▶ _EXERCISE MATERIAL_:
──────────────────────────────

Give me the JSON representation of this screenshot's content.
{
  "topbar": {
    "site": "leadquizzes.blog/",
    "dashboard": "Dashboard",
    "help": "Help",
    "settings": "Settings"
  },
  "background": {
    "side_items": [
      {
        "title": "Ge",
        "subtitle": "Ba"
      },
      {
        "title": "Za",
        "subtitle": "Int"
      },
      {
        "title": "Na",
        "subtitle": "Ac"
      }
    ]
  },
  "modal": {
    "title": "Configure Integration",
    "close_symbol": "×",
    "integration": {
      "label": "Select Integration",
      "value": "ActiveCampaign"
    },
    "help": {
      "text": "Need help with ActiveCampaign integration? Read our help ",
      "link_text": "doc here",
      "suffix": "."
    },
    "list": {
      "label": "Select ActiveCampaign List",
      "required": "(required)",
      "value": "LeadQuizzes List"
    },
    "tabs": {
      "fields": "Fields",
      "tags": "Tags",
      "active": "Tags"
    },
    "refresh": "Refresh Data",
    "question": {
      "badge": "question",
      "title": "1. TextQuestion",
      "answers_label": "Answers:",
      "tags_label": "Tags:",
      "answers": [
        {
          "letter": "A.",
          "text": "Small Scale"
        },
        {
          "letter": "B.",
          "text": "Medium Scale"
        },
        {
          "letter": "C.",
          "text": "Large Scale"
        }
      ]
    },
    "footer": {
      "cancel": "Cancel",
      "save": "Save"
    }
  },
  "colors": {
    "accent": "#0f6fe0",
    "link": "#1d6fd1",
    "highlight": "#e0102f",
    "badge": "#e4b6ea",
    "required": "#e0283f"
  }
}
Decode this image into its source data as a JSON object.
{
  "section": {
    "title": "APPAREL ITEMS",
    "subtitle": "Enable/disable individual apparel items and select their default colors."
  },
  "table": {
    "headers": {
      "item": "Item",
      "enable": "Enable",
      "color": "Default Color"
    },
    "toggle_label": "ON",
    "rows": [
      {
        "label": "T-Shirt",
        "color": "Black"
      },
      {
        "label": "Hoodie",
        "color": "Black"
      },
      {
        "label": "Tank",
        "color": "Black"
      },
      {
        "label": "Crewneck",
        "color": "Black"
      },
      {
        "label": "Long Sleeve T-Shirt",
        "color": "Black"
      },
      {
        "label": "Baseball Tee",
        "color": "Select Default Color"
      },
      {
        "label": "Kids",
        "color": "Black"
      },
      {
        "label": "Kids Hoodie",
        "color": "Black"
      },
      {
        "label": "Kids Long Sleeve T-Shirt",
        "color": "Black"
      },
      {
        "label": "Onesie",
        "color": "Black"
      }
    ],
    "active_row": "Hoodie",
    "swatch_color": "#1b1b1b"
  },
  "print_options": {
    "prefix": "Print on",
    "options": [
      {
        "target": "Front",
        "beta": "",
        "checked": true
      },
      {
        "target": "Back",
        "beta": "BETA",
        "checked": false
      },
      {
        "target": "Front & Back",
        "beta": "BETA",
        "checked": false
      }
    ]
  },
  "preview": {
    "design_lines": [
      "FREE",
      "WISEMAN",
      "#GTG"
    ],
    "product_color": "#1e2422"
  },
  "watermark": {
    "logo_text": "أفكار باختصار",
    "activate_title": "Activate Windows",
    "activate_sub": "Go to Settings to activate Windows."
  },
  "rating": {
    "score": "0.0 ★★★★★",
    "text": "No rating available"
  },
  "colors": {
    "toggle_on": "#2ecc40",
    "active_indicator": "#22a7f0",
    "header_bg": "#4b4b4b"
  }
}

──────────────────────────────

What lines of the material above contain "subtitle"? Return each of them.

▶ _TASK SOLUTION_:
        "subtitle": "Ba"
        "subtitle": "Int"
        "subtitle": "Ac"
    "subtitle": "Enable/disable individual apparel items and select their default colors."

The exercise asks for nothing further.